Thank you for the product placement opportunity, did I mention that BP is underwriting the release of this collection? Oh wait, Jason told me to downplay that. Status though, here you go:

-The Gunther Gebel piece was ultimately released as a CCLaP TwitLit story;

-My novel You Can Make Him Like You was picked-up and will be released in mid-December by the very cool Artistically Declined;

-I have written the first drafts of all the various Chicago stories referenced during several of the essays, and they remain in that form for now, and on ice, aging beautifully, I hope;

-And the screenplay is in flux, we got feedback from our guy, tweaked it and went back to our contact, who suddenly got very professional on us, after at first being very exuberant, and suggested further edits while simultaneously informing us that we should know that they only take on 2-3 new projects per year and those are rarely unsolicited anyway. Huh?

This is the first non-fiction thing i've read by you (I think). do you see some stylistic differences in your non-fiction vs. your fiction?
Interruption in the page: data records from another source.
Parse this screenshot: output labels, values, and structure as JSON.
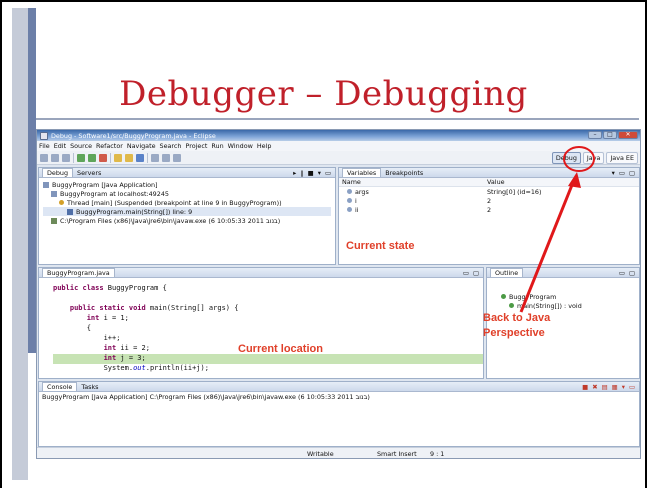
{
  "slide": {
    "title": "Debugger – Debugging"
  },
  "window": {
    "title": "Debug - Software1/src/BuggyProgram.java - Eclipse",
    "menu": [
      "File",
      "Edit",
      "Source",
      "Refactor",
      "Navigate",
      "Search",
      "Project",
      "Run",
      "Window",
      "Help"
    ],
    "perspectives": [
      "Debug",
      "Java",
      "Java EE"
    ]
  },
  "debug_view": {
    "tabs": [
      "Debug",
      "Servers"
    ],
    "tree": [
      "BuggyProgram [Java Application]",
      "BuggyProgram at localhost:49245",
      "Thread [main] (Suspended (breakpoint at line 9 in BuggyProgram))",
      "BuggyProgram.main(String[]) line: 9",
      "C:\\Program Files (x86)\\Java\\jre6\\bin\\javaw.exe (6 10:05:33 2011 בנוב)"
    ]
  },
  "variables_view": {
    "tabs": [
      "Variables",
      "Breakpoints"
    ],
    "columns": [
      "Name",
      "Value"
    ],
    "rows": [
      {
        "name": "args",
        "value": "String[0]  (id=16)"
      },
      {
        "name": "i",
        "value": "2"
      },
      {
        "name": "ii",
        "value": "2"
      }
    ]
  },
  "editor": {
    "tab": "BuggyProgram.java",
    "lines": [
      {
        "kw": "public class",
        "rest": " BuggyProgram {"
      },
      {
        "kw": "",
        "rest": ""
      },
      {
        "kw": "    public static void",
        "rest": " main(String[] args) {"
      },
      {
        "kw": "        int",
        "rest": " i = 1;"
      },
      {
        "kw": "",
        "rest": "        {"
      },
      {
        "kw": "",
        "rest": "            i++;"
      },
      {
        "kw": "            int",
        "rest": " ii = 2;"
      },
      {
        "kw": "            int",
        "rest": " j = 3;"
      },
      {
        "kw": "",
        "rest": "            System.",
        "it": "out",
        "tail": ".println(ii+j);"
      }
    ]
  },
  "outline_view": {
    "tab": "Outline",
    "items": [
      "BuggyProgram",
      "main(String[]) : void"
    ]
  },
  "console_view": {
    "tabs": [
      "Console",
      "Tasks"
    ],
    "text": "BuggyProgram [Java Application] C:\\Program Files (x86)\\Java\\jre6\\bin\\javaw.exe (6 10:05:33 2011 בנוב)"
  },
  "status": {
    "writable": "Writable",
    "insert": "Smart Insert",
    "position": "9 : 1"
  },
  "annotations": {
    "current_state": "Current state",
    "current_location": "Current location",
    "back_to_java": "Back to Java",
    "perspective": "Perspective"
  },
  "colors": {
    "title": "#c0202a",
    "annotation": "#e0402a",
    "highlight_line": "#c7e3b4"
  }
}
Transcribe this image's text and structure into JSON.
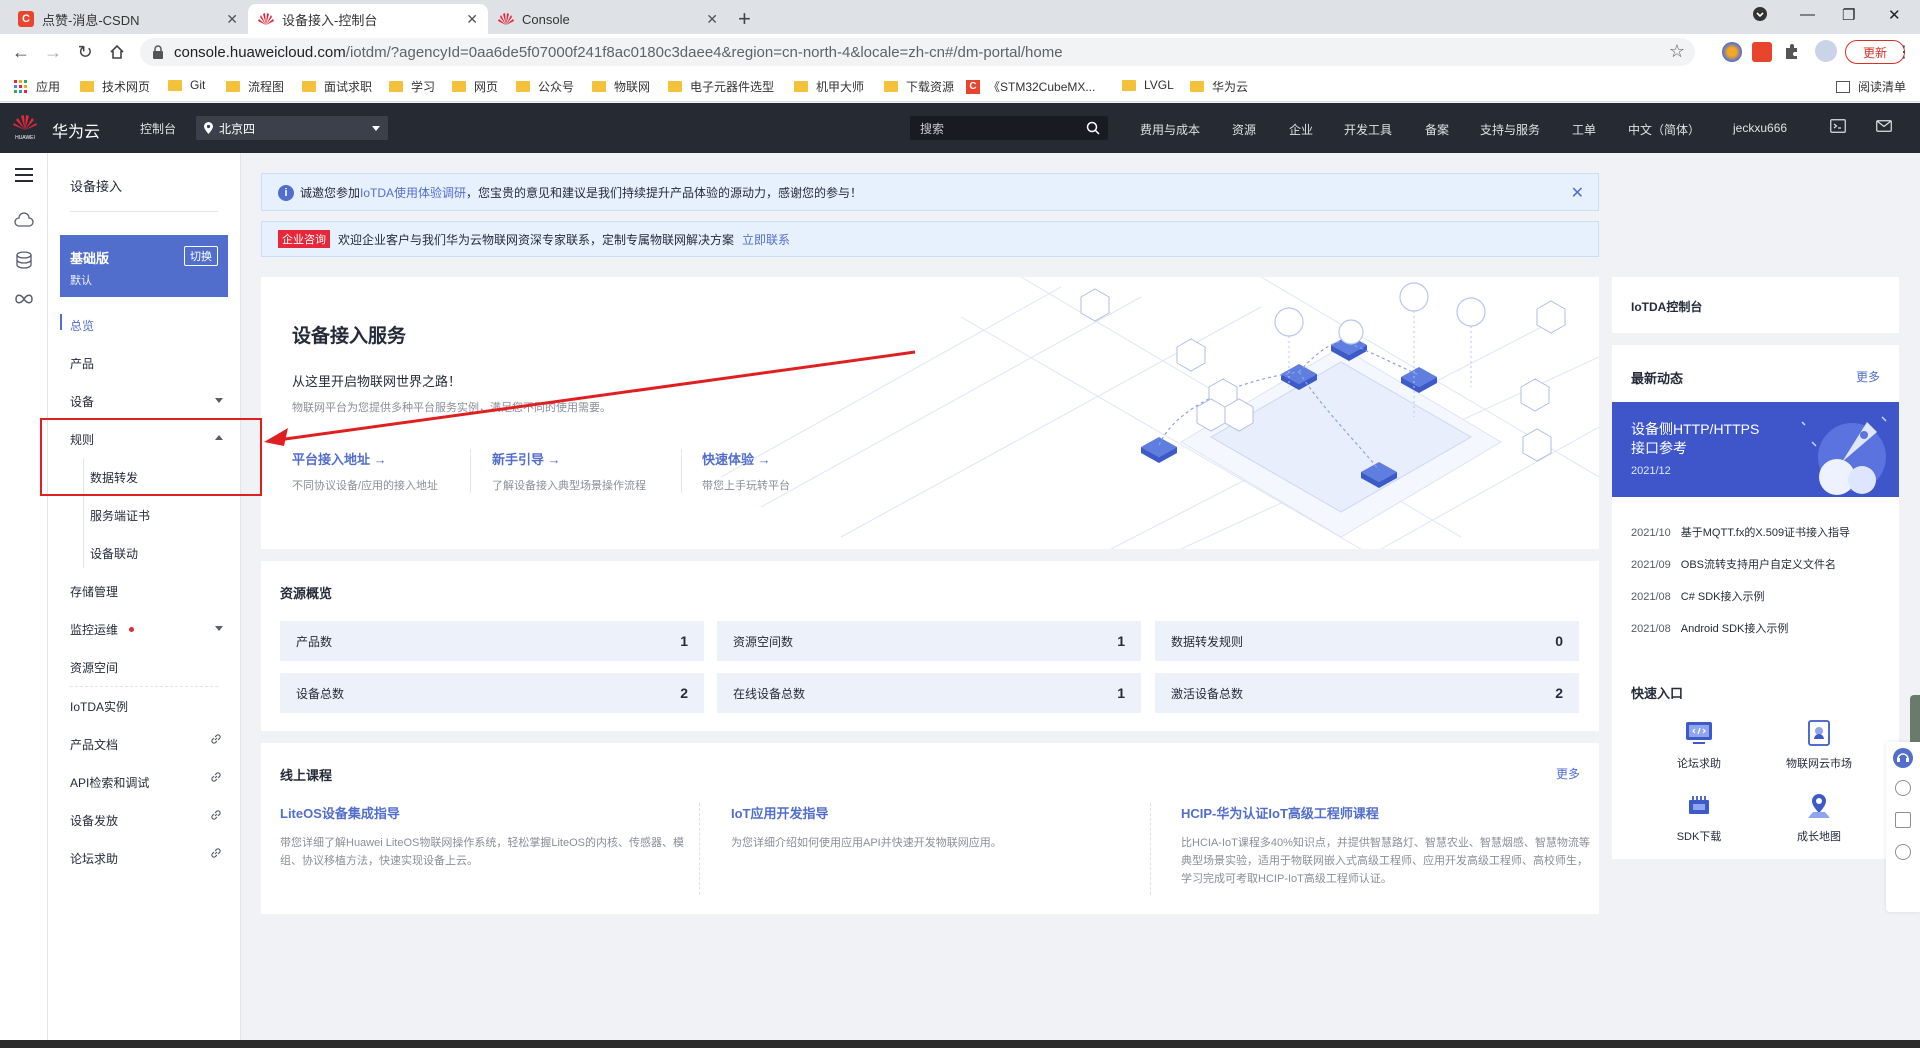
{
  "browser": {
    "tabs": [
      {
        "title": "点赞-消息-CSDN",
        "icon": "csdn-icon",
        "active": false
      },
      {
        "title": "设备接入-控制台",
        "icon": "huawei-icon",
        "active": true
      },
      {
        "title": "Console",
        "icon": "huawei-icon",
        "active": false
      }
    ],
    "url_host": "console.huaweicloud.com",
    "url_path": "/iotdm/?agencyId=0aa6de5f07000f241f8ac0180c3daee4&region=cn-north-4&locale=zh-cn#/dm-portal/home",
    "update_label": "更新",
    "bookmarks": [
      "应用",
      "技术网页",
      "Git",
      "流程图",
      "面试求职",
      "学习",
      "网页",
      "公众号",
      "物联网",
      "电子元器件选型",
      "机甲大师",
      "下载资源",
      "《STM32CubeMX...",
      "LVGL",
      "华为云"
    ],
    "reading_list": "阅读清单"
  },
  "header": {
    "brand": "华为云",
    "logo_text": "HUAWEI",
    "console": "控制台",
    "region": "北京四",
    "search_placeholder": "搜索",
    "nav": [
      "费用与成本",
      "资源",
      "企业",
      "开发工具",
      "备案",
      "支持与服务",
      "工单",
      "中文（简体）",
      "jeckxu666"
    ]
  },
  "side": {
    "title": "设备接入",
    "version_name": "基础版",
    "version_sub": "默认",
    "switch_label": "切换",
    "items": {
      "overview": "总览",
      "product": "产品",
      "device": "设备",
      "rules": "规则",
      "data_forwarding": "数据转发",
      "certificates": "服务端证书",
      "linkage": "设备联动",
      "storage": "存储管理",
      "monitor": "监控运维",
      "resource_space": "资源空间",
      "instance": "IoTDA实例",
      "docs": "产品文档",
      "api": "API检索和调试",
      "provision": "设备发放",
      "forum": "论坛求助"
    }
  },
  "notice": {
    "prefix": "诚邀您参加",
    "link": "IoTDA使用体验调研",
    "suffix": "，您宝贵的意见和建议是我们持续提升产品体验的源动力，感谢您的参与！"
  },
  "enterprise": {
    "tag": "企业咨询",
    "text": "欢迎企业客户与我们华为云物联网资深专家联系，定制专属物联网解决方案",
    "contact": "立即联系"
  },
  "hero": {
    "title": "设备接入服务",
    "subtitle": "从这里开启物联网世界之路！",
    "desc": "物联网平台为您提供多种平台服务实例，满足您不同的使用需要。",
    "links": [
      {
        "title": "平台接入地址 →",
        "desc": "不同协议设备/应用的接入地址"
      },
      {
        "title": "新手引导 →",
        "desc": "了解设备接入典型场景操作流程"
      },
      {
        "title": "快速体验 →",
        "desc": "带您上手玩转平台"
      }
    ]
  },
  "resources": {
    "title": "资源概览",
    "cells": [
      {
        "label": "产品数",
        "value": "1"
      },
      {
        "label": "资源空间数",
        "value": "1"
      },
      {
        "label": "数据转发规则",
        "value": "0"
      },
      {
        "label": "设备总数",
        "value": "2"
      },
      {
        "label": "在线设备总数",
        "value": "1"
      },
      {
        "label": "激活设备总数",
        "value": "2"
      }
    ]
  },
  "courses": {
    "title": "线上课程",
    "more": "更多",
    "items": [
      {
        "title": "LiteOS设备集成指导",
        "desc": "带您详细了解Huawei LiteOS物联网操作系统，轻松掌握LiteOS的内核、传感器、模组、协议移植方法，快速实现设备上云。"
      },
      {
        "title": "IoT应用开发指导",
        "desc": "为您详细介绍如何使用应用API并快速开发物联网应用。"
      },
      {
        "title": "HCIP-华为认证IoT高级工程师课程",
        "desc": "比HCIA-IoT课程多40%知识点，并提供智慧路灯、智慧农业、智慧烟感、智慧物流等典型场景实验，适用于物联网嵌入式高级工程师、应用开发高级工程师、高校师生，学习完成可考取HCIP-IoT高级工程师认证。"
      }
    ]
  },
  "right": {
    "console_title": "IoTDA控制台",
    "news_title": "最新动态",
    "news_more": "更多",
    "banner_title_1": "设备侧HTTP/HTTPS",
    "banner_title_2": "接口参考",
    "banner_date": "2021/12",
    "news": [
      {
        "date": "2021/10",
        "text": "基于MQTT.fx的X.509证书接入指导"
      },
      {
        "date": "2021/09",
        "text": "OBS流转支持用户自定义文件名"
      },
      {
        "date": "2021/08",
        "text": "C# SDK接入示例"
      },
      {
        "date": "2021/08",
        "text": "Android SDK接入示例"
      }
    ],
    "quick_title": "快速入口",
    "quick": [
      "论坛求助",
      "物联网云市场",
      "SDK下载",
      "成长地图"
    ]
  },
  "colors": {
    "accent": "#526ecc",
    "header_bg": "#252a33",
    "annotation": "#e02020"
  }
}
This may be the first non-fiction piece you’ve read, unless you ran into some of my early obscure stuff, which if you haven’t, it’s cool and doesn’t hurt my feelings, because you are otherwise very supportive, okay, actually, maybe it hurts my feelings a little. But I digress. Stylistically I think the key difference is that the fictional characters I’m interested in are struggling with obtaining greater self-awareness and spend a lot of time trying to get there, but also spend a lot of time trying to avoid getting there, projecting everything they are struggling with outward and away from them, whether this is through dialogue, drugs or sex, in essence, lots of interaction with a variety of things that allow for less thinking. The non-fiction work is different though, full of compulsions for sure, but while my wife would be happy to let you know how not self-aware I am, and if she’s reading this, you’re right baby, these essays are all about my trying to be more self-aware, more internal and thoughtful, and are based in part on the idea that where I once may once have been consciously, and unconsciously, like the characters I write about, more recently I have tried to not push everything away, and see running as a tool for insight, and not just escape.

What's your most memorable running experience?

So, just to be clear, what’s the most memorable running experience I’ve had after running year-round for 29 years, that’s what you’re asking? Cool. And given that, I think I am going to cheat a little, thanks.

(1) There is a run I reference in the collection from when I was around 15 and I ran 10 miles on our neighborhood track at around 10:00pm or so at night, it was then that I learned that I would never feel more powerful then when I running, and for the most part that hasn’t changed;

(2) The last race of my high school track career I ran a 2:01 half-mile, the fastest I ever ran and the fastest I ever felt even if I never broke 2 minutes;

(3) When I lived in San Francisco around 1990, a group of us spent several hours one night getting high and eating Ben & Jerry’s ice cream and then around midnight we tried to run to the Golden Gate Bridge, we didn’t make it, but we ran for hours, it was a total blast and I used that run for a scene in my first novel Lucky Man;

(4) I ran in the slow division of the Corporate Challenge in NYC a couple of years after the Ben & Jerry’s night, and after not competing for several years, and I ended-up running so fast I actually caught up with the early leaders, though by that time we were all going so fast they made us stop because we were ahead of the allowed cut-off time for our division – I had a runners high for hours following that race, something that was only enhanced by the nine or ten Guinness’ I drank later that night;

(5) Early in the new Millenium, and several days after getting my bladder scoped, and yes that’s as bad as it sounds, I had to get a bladder biopsy while my wife and I were trying to get pregnant with our first son, and since I was worried I wouldn’t be able to run for several days after the biopsy, hours before the procedure, and just prior to that morning’s efforts to conceive, I snuck out for a run – ultimately, we successfully conceived that day, I find out I didn’t have cancer, and I got to run, so, you know, that was quite a good day overall; and finally…

(6) Whatever run I do next.